Copy every line of the records exactly, without including the images.

+ + +

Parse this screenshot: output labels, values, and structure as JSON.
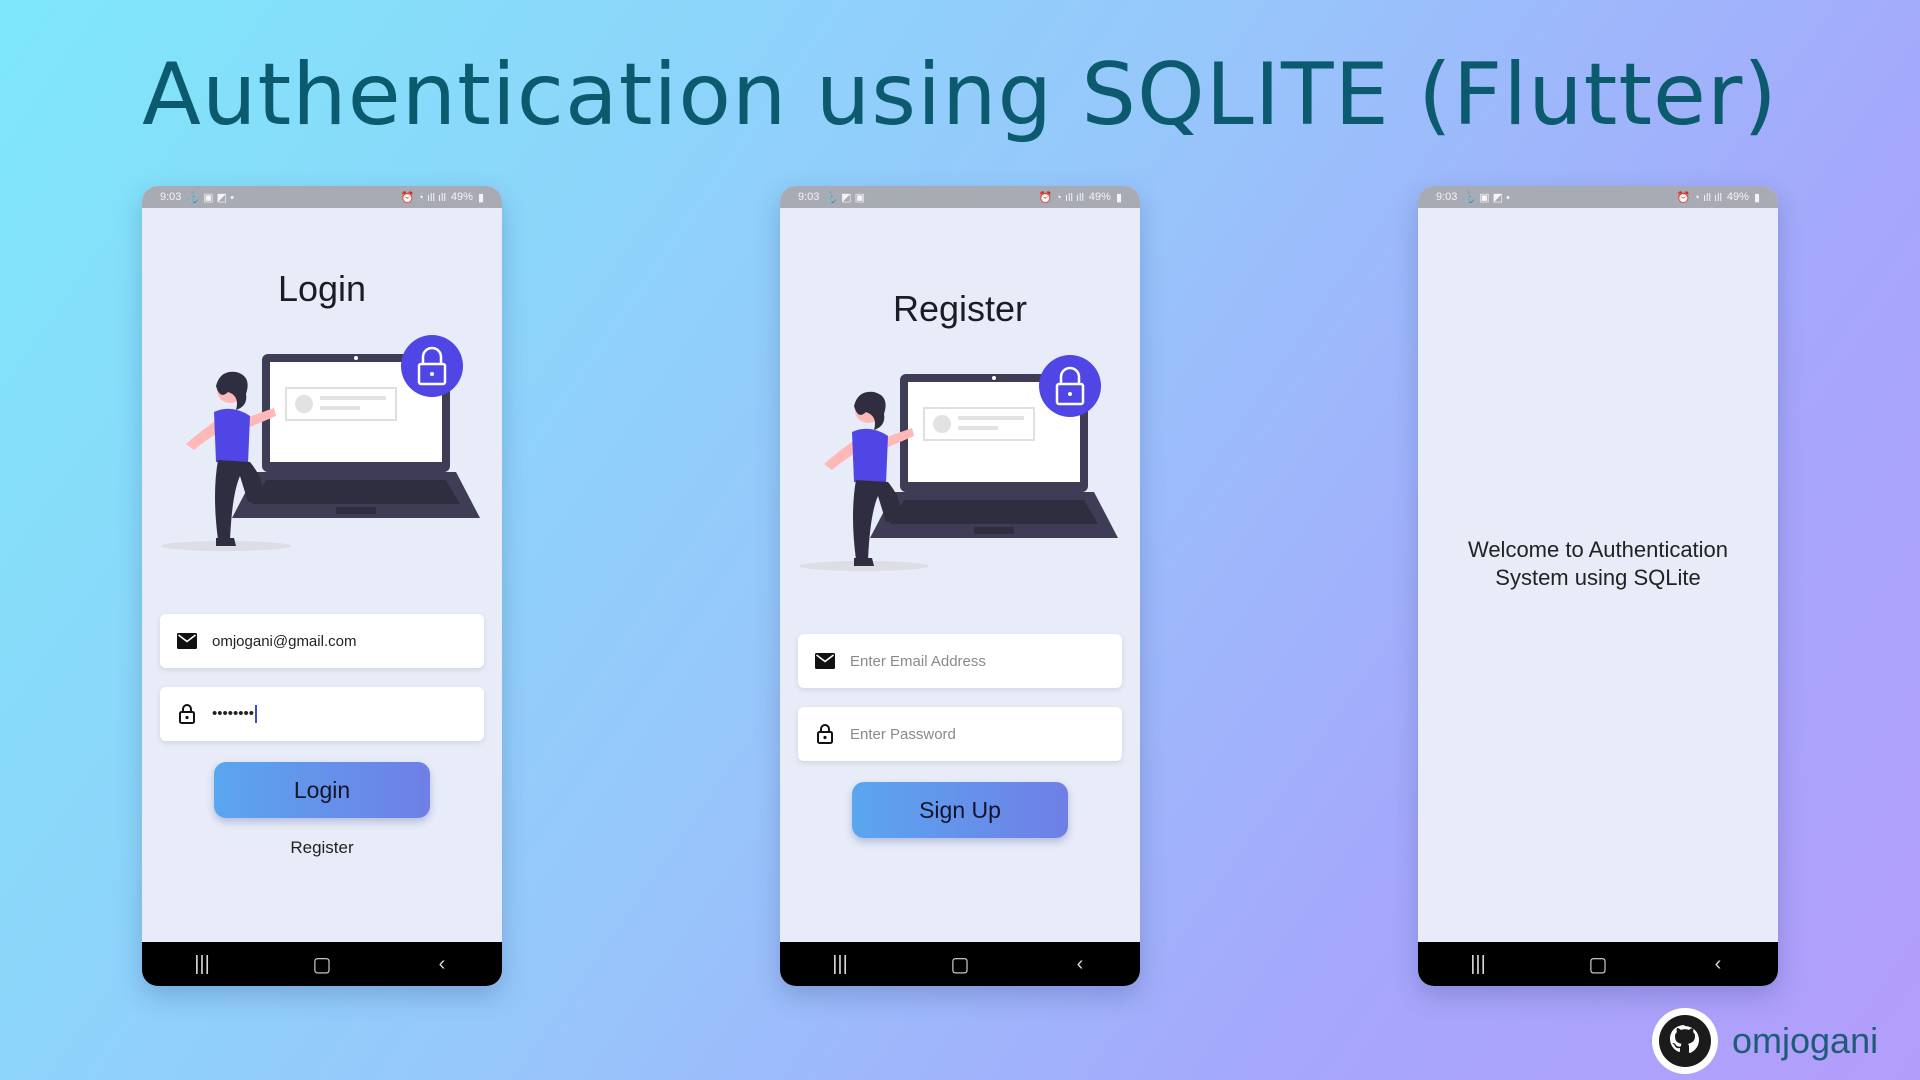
{
  "heading": "Authentication using SQLITE (Flutter)",
  "status": {
    "time": "9:03",
    "battery": "49%"
  },
  "login": {
    "title": "Login",
    "email_value": "omjogani@gmail.com",
    "password_value": "••••••••",
    "button": "Login",
    "link": "Register"
  },
  "register": {
    "title": "Register",
    "email_placeholder": "Enter Email Address",
    "password_placeholder": "Enter Password",
    "button": "Sign Up"
  },
  "home": {
    "welcome_line1": "Welcome to Authentication",
    "welcome_line2": "System using SQLite"
  },
  "brand": {
    "name": "omjogani",
    "icon": "github-icon"
  },
  "icons": {
    "email": "mail-icon",
    "password": "lock-icon",
    "nav_recent": "recent-apps-icon",
    "nav_home": "home-icon",
    "nav_back": "back-icon"
  },
  "colors": {
    "accent": "#5046e5",
    "button_start": "#5aa6ef",
    "button_end": "#6f7fe6",
    "screen_bg": "#e8ecf8",
    "title": "#0b5a6e"
  }
}
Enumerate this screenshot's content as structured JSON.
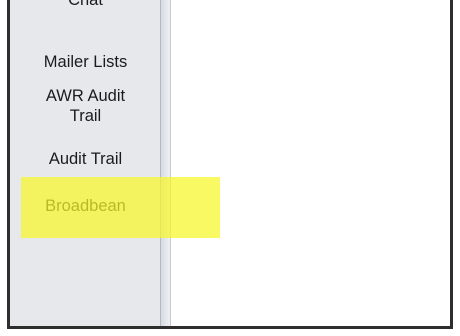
{
  "sidebar": {
    "items": [
      {
        "label": "Chat"
      },
      {
        "label": "Mailer Lists"
      },
      {
        "label": "AWR Audit Trail"
      },
      {
        "label": "Audit Trail"
      },
      {
        "label": "Broadbean",
        "highlighted": true
      }
    ]
  },
  "colors": {
    "sidebar_bg": "#e6e8ec",
    "highlight": "#f6f628",
    "frame_border": "#2e2e2e",
    "content_bg": "#ffffff"
  }
}
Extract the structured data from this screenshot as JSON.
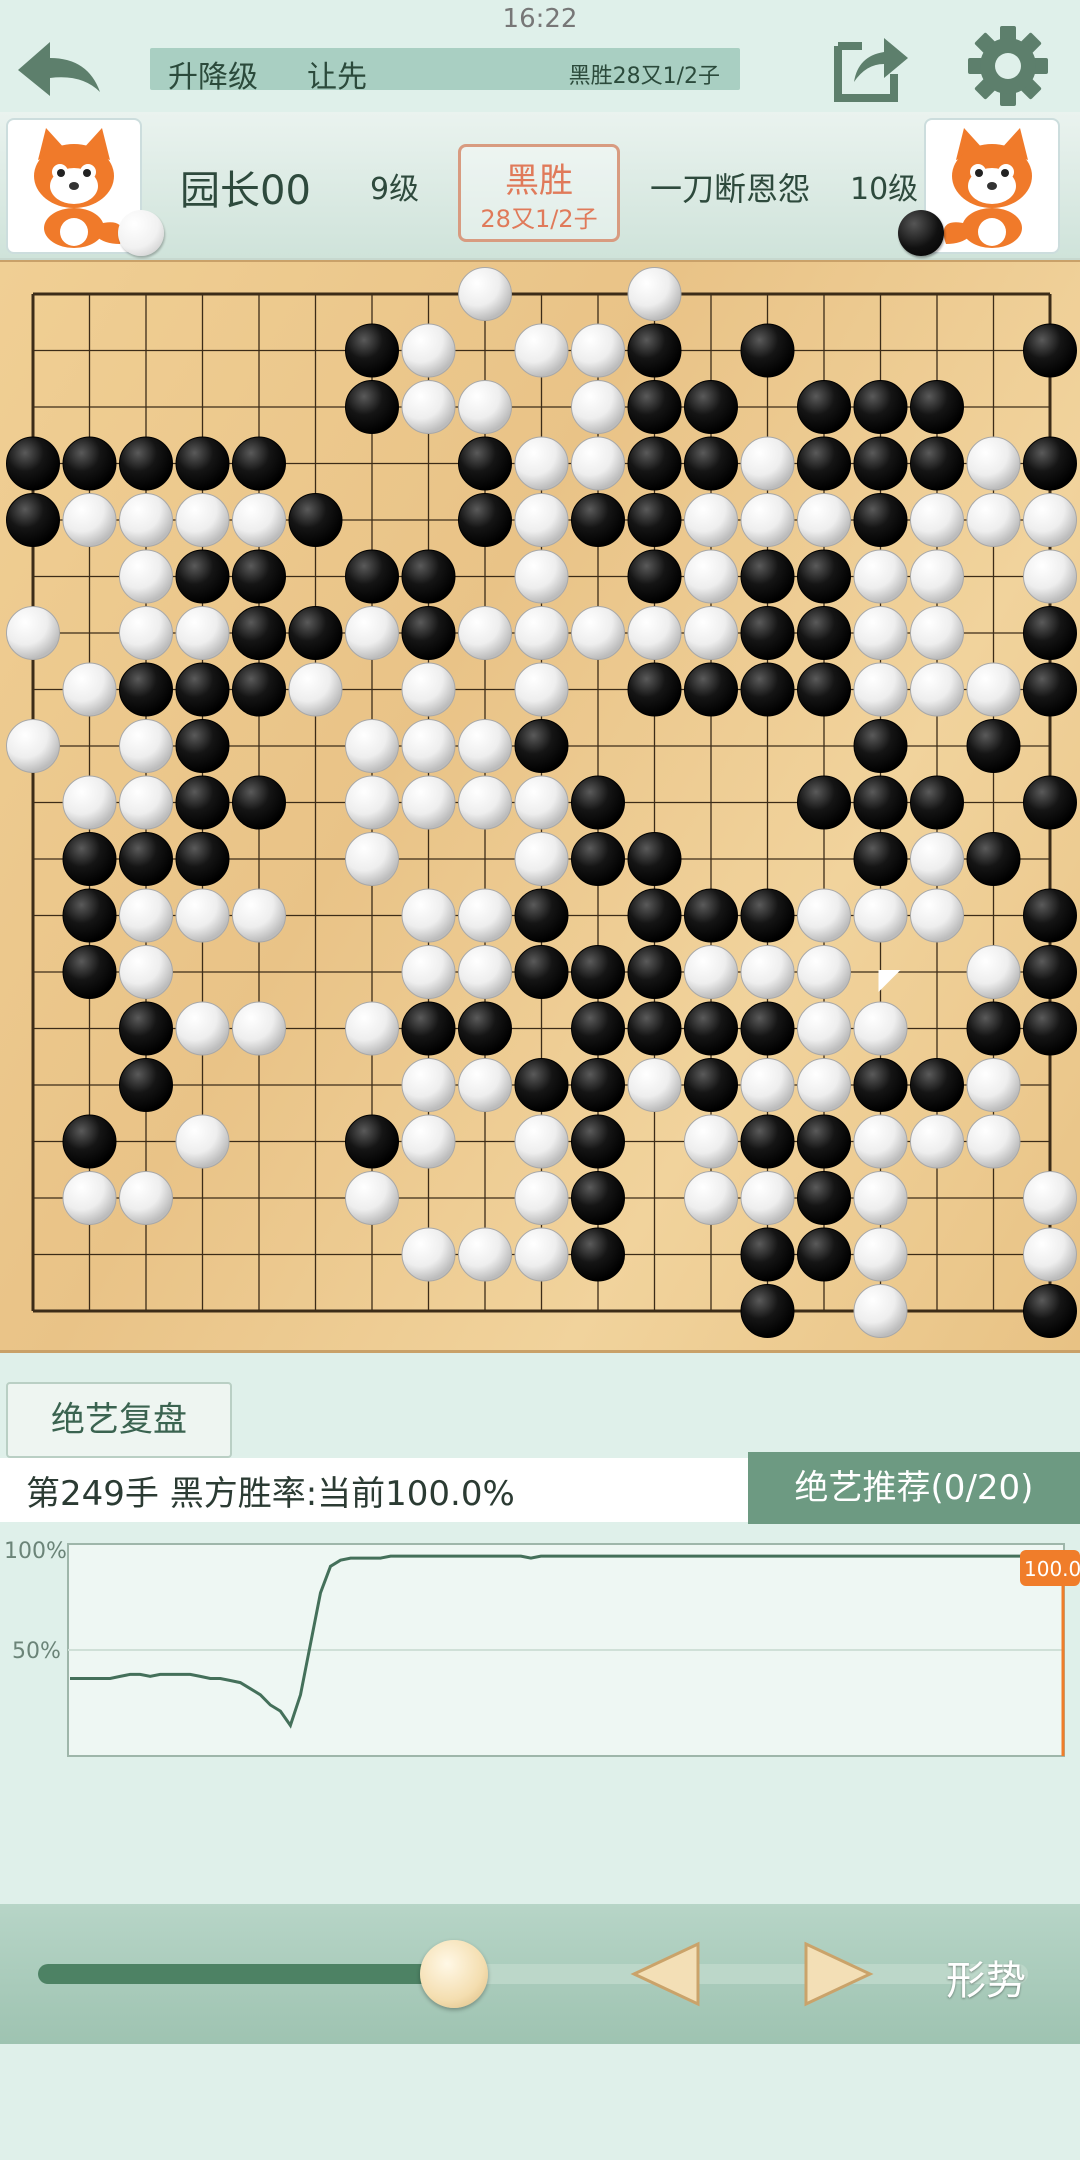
{
  "status": {
    "time": "16:22"
  },
  "mode_bar": {
    "label1": "升降级",
    "label2": "让先",
    "result": "黑胜28又1/2子"
  },
  "players": {
    "black": {
      "name": "园长00",
      "rank": "9级"
    },
    "white": {
      "name": "一刀断恩怨",
      "rank": "10级"
    }
  },
  "result_badge": {
    "main": "黑胜",
    "sub": "28又1/2子"
  },
  "board": {
    "size": 19,
    "rows": [
      "........W..W.......",
      "......BW.WWB.B....B",
      "......BWW.WBB.BBB..",
      "BBBBB...BWWBBWBBBWB",
      "BWWWWB..BWBBWWWBWWW",
      "..WBB.BB.W.BWBBWW.W",
      "W.WWBBWBWWWWWBBWW.B",
      ".WBBBW.W.W.BBBBWWWB",
      "W.WB..WWWB.....B.B.",
      ".WWBB.WWWWB...BBB.B",
      ".BBB..W..WBB...BWB.",
      ".BWWW..WWB.BBBWWW.B",
      ".BW....WWBBBWWW..WB",
      "..BWW.WBB.BBBBWW.BBB",
      "..B....WWBBWBWWBBW.",
      ".B.W..BW.WB.WBBWWW.",
      ".WW...W..WB.WWBW..W",
      ".......WWWB..BBW..W",
      ".............B.W..B"
    ],
    "last_move": "Q7"
  },
  "analysis": {
    "review_label": "绝艺复盘",
    "move_info": "第249手  黑方胜率:当前100.0%",
    "recommend_label": "绝艺推荐(0/20)"
  },
  "win_chart": {
    "y_labels": [
      "100%",
      "50%"
    ],
    "current_value": "100.0",
    "series": [
      38,
      38,
      38,
      38,
      38,
      39,
      40,
      40,
      39,
      40,
      40,
      40,
      40,
      39,
      38,
      38,
      37,
      36,
      33,
      30,
      25,
      22,
      15,
      30,
      55,
      80,
      93,
      96,
      97,
      97,
      97,
      97,
      98,
      98,
      98,
      98,
      98,
      98,
      98,
      98,
      98,
      98,
      98,
      98,
      98,
      98,
      97,
      98,
      98,
      98,
      98,
      98,
      98,
      98,
      98,
      98,
      98,
      98,
      98,
      98,
      98,
      98,
      98,
      98,
      98,
      98,
      98,
      98,
      98,
      98,
      98,
      98,
      98,
      98,
      98,
      98,
      98,
      98,
      98,
      98,
      98,
      98,
      98,
      98,
      98,
      98,
      98,
      98,
      98,
      98,
      98,
      98,
      98,
      98,
      98,
      98,
      98,
      98,
      98,
      98
    ]
  },
  "controls": {
    "progress": 0.42,
    "situation_label": "形势"
  },
  "colors": {
    "accent": "#6d9a82",
    "orange": "#f07d2a",
    "board": "#ecc78a"
  }
}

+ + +

**REPLY**:
Parse this screenshot: output labels, values, and structure as JSON.
{
  "heading": "Authentication using SQLITE (Flutter)",
  "status": {
    "time": "9:03",
    "battery": "49%"
  },
  "login": {
    "title": "Login",
    "email_value": "omjogani@gmail.com",
    "password_value": "••••••••",
    "button": "Login",
    "link": "Register"
  },
  "register": {
    "title": "Register",
    "email_placeholder": "Enter Email Address",
    "password_placeholder": "Enter Password",
    "button": "Sign Up"
  },
  "home": {
    "welcome_line1": "Welcome to Authentication",
    "welcome_line2": "System using SQLite"
  },
  "brand": {
    "name": "omjogani",
    "icon": "github-icon"
  },
  "icons": {
    "email": "mail-icon",
    "password": "lock-icon",
    "nav_recent": "recent-apps-icon",
    "nav_home": "home-icon",
    "nav_back": "back-icon"
  },
  "colors": {
    "accent": "#5046e5",
    "button_start": "#5aa6ef",
    "button_end": "#6f7fe6",
    "screen_bg": "#e8ecf8",
    "title": "#0b5a6e"
  }
}
Enumerate this screenshot's content as structured JSON.
{
  "sidebar": {
    "items": [
      {
        "label": "Chat"
      },
      {
        "label": "Mailer Lists"
      },
      {
        "label": "AWR Audit Trail"
      },
      {
        "label": "Audit Trail"
      },
      {
        "label": "Broadbean",
        "highlighted": true
      }
    ]
  },
  "colors": {
    "sidebar_bg": "#e6e8ec",
    "highlight": "#f6f628",
    "frame_border": "#2e2e2e",
    "content_bg": "#ffffff"
  }
}
Extract the structured data from this screenshot as JSON.
{
  "status": {
    "time": "16:22"
  },
  "mode_bar": {
    "label1": "升降级",
    "label2": "让先",
    "result": "黑胜28又1/2子"
  },
  "players": {
    "black": {
      "name": "园长00",
      "rank": "9级"
    },
    "white": {
      "name": "一刀断恩怨",
      "rank": "10级"
    }
  },
  "result_badge": {
    "main": "黑胜",
    "sub": "28又1/2子"
  },
  "board": {
    "size": 19,
    "rows": [
      "........W..W.......",
      "......BW.WWB.B....B",
      "......BWW.WBB.BBB..",
      "BBBBB...BWWBBWBBBWB",
      "BWWWWB..BWBBWWWBWWW",
      "..WBB.BB.W.BWBBWW.W",
      "W.WWBBWBWWWWWBBWW.B",
      ".WBBBW.W.W.BBBBWWWB",
      "W.WB..WWWB.....B.B.",
      ".WWBB.WWWWB...BBB.B",
      ".BBB..W..WBB...BWB.",
      ".BWWW..WWB.BBBWWW.B",
      ".BW....WWBBBWWW..WB",
      "..BWW.WBB.BBBBWW.BBB",
      "..B....WWBBWBWWBBW.",
      ".B.W..BW.WB.WBBWWW.",
      ".WW...W..WB.WWBW..W",
      ".......WWWB..BBW..W",
      ".............B.W..B"
    ],
    "last_move": "Q7"
  },
  "analysis": {
    "review_label": "绝艺复盘",
    "move_info": "第249手  黑方胜率:当前100.0%",
    "recommend_label": "绝艺推荐(0/20)"
  },
  "win_chart": {
    "y_labels": [
      "100%",
      "50%"
    ],
    "current_value": "100.0",
    "series": [
      38,
      38,
      38,
      38,
      38,
      39,
      40,
      40,
      39,
      40,
      40,
      40,
      40,
      39,
      38,
      38,
      37,
      36,
      33,
      30,
      25,
      22,
      15,
      30,
      55,
      80,
      93,
      96,
      97,
      97,
      97,
      97,
      98,
      98,
      98,
      98,
      98,
      98,
      98,
      98,
      98,
      98,
      98,
      98,
      98,
      98,
      97,
      98,
      98,
      98,
      98,
      98,
      98,
      98,
      98,
      98,
      98,
      98,
      98,
      98,
      98,
      98,
      98,
      98,
      98,
      98,
      98,
      98,
      98,
      98,
      98,
      98,
      98,
      98,
      98,
      98,
      98,
      98,
      98,
      98,
      98,
      98,
      98,
      98,
      98,
      98,
      98,
      98,
      98,
      98,
      98,
      98,
      98,
      98,
      98,
      98,
      98,
      98,
      98,
      98
    ]
  },
  "controls": {
    "progress": 0.42,
    "situation_label": "形势"
  },
  "colors": {
    "accent": "#6d9a82",
    "orange": "#f07d2a",
    "board": "#ecc78a"
  }
}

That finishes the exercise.